Sheikh Ashiq, president of the Kashmir Chamber of Commerce and Industry (KCCI), said while it was difficult to assess the nature of losses as the situation was not normal yet, the business community has received a serious jolt from which it was very difficult to recover.
"The running business losses for Kashmir region have crossed Rs 10,000 crore and all sectors have been severely hit. It has been nearly three months now and yet the people are not doing business because of the prevailing situation. There has been some activity in the recent weeks, but the feedback that we are getting is that the business is dull," Ashiq told PTI.
He identified the suspension of internet services as the main factor for the losses.
"In today's times, the basic need of any business is the internet which is missing on the ground. We have conveyed it to the governor's administration that the businesses will suffer in Kashmir, the economy will weaken. Which will have huge consequences in the longer run," he said.
Giving examples of several sectors, Ashiq said the IT sector was an upcoming sector and there are companies which were providing services in the US, in Europe and their business has been affected by the suspension of internet facilities.
"If we take the handicraft sector, people associated with the trade receive orders in July-August and have to deliver the products around Christmas and New Year. When they can implement these orders, only then would they be served. There is no connectivity, so there were no orders resulting in loss of jobs to over 50,000 artisans and weavers," he said.
The KCCI president said the government should own responsibility for the losses and take steps to mitigate the sufferings of the traders.
"This is not about losses in business only. We will be facing technical issues like GST, online returns, whether you make business or not, we will face them and other issues like that. We are not falling under certain guidelines because we are missing them. So there should be a system for these sort of things for this region.
"We are disturbed even at the moment. Who will think about this? The government has to take the responsibility and it has to come out with the ways," he said.
He said the development of the valley has come to a standstill.
"We had about Rs 2,000 crore worth of development projects which have been pushed back because the workforce has left the valley. Now, we have to assure them, like tourists, and it will take time," he said.
Ashiq said it is the responsibility of the government to come out with various measures like certain packages for the business community in the prevailing circumstances.
"They have not approached us yet, but they may in the coming month," he said.
Asked about the detention of some business leaders, Ashiq said it was unfortunate and believed that businesses in Kashmir valley should not be politicised.
Let business be a separate thing.
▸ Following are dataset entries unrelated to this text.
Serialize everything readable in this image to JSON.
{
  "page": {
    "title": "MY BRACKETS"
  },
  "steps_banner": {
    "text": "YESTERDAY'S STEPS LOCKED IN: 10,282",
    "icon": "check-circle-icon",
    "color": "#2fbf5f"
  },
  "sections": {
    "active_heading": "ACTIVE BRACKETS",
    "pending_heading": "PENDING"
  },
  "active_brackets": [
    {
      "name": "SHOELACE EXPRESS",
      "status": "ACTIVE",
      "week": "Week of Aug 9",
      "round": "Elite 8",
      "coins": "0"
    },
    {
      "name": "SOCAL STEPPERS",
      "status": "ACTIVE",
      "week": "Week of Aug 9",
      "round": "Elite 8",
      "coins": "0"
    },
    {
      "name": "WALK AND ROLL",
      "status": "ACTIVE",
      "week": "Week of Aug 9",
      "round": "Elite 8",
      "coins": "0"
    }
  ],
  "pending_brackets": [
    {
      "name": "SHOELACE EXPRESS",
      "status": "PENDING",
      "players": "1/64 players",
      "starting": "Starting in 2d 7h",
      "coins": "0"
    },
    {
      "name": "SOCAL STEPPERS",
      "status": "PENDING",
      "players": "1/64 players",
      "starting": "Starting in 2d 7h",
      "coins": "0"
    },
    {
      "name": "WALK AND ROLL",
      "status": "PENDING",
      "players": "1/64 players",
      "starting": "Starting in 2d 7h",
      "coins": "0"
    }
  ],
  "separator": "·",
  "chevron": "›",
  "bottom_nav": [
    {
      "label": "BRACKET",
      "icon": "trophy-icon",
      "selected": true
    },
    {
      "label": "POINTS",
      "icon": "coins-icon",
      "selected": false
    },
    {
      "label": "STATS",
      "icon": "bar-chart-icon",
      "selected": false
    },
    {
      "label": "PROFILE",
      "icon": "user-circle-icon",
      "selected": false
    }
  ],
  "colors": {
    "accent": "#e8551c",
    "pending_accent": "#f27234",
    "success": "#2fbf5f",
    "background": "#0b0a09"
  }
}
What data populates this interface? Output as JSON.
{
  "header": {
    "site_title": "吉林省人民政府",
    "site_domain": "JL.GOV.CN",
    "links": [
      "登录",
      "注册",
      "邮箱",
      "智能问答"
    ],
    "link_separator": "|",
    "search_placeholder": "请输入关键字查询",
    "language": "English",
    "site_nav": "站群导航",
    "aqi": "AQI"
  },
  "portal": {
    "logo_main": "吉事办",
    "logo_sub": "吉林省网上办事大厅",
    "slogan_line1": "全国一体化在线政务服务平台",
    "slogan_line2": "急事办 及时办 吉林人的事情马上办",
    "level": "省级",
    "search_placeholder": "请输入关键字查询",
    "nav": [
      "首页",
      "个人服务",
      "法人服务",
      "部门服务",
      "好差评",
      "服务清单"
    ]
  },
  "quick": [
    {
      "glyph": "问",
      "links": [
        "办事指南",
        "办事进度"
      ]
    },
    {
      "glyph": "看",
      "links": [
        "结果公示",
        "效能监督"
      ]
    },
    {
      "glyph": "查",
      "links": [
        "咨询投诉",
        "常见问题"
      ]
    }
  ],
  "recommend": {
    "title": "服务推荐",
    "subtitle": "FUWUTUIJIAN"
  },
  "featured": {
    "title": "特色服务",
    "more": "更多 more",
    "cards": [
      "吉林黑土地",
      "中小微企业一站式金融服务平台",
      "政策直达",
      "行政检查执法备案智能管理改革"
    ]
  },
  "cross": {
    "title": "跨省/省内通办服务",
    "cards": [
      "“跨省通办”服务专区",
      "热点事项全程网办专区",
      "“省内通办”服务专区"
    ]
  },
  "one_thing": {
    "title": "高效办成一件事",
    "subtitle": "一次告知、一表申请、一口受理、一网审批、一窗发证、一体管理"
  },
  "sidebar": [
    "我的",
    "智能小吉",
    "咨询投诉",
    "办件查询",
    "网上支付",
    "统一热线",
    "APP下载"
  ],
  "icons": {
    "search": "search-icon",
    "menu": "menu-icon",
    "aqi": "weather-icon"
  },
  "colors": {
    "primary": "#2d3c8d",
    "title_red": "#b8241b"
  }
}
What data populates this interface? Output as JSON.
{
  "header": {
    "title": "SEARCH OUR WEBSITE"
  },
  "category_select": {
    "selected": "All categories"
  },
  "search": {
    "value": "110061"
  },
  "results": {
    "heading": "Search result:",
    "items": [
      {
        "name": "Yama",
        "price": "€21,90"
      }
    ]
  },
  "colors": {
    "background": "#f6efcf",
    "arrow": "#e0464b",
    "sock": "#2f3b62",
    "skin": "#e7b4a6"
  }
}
This is what KCCI believes in. Let there be no politicisation, he said.
He said the KCCI has taken up the release of Kashmir Traders and Manufacturers Federation (KTMF) president Mohammad Yasin Khan, whose mother passed away a few days ago. "At least, he should be released on humanitarian grounds.
Ashiq said the business community in Kashmir was not against outside investments in the valley and KCCI would always be at the forefront in inviting foreign investments.
We are not against investments, but we have not been taken on board on anything about some people wanting to invest here. It was the government's endeavour even before New Delhi took this decision (on Article 370) to get investments," the KCCI president said.
Business Standard has always strived hard to provide up-to-date information and commentary on developments that are of interest to you and have wider political and economic implications for the country and the world. Your encouragement and constant feedback on how to improve our offering have only made our resolve and commitment to these ideals stronger. Even during these difficult times arising out of Covid-19, we continue to remain committed to keeping you informed and updated with credible news, authoritative views and incisive commentary on topical issues of relevance.
We, however, have a request.
As we battle the economic impact of the pandemic, we need your support even more, so that we can continue to offer you more quality content. Our subscription model has seen an encouraging response from many of you, who have subscribed to our online content. More subscription to our online content can only help us achieve the goals of offering you even better and more relevant content. We believe in free, fair and credible journalism. Your support through more subscriptions can help us practise the journalism to which we are committed.
Support quality journalism and subscribe to Business Standard.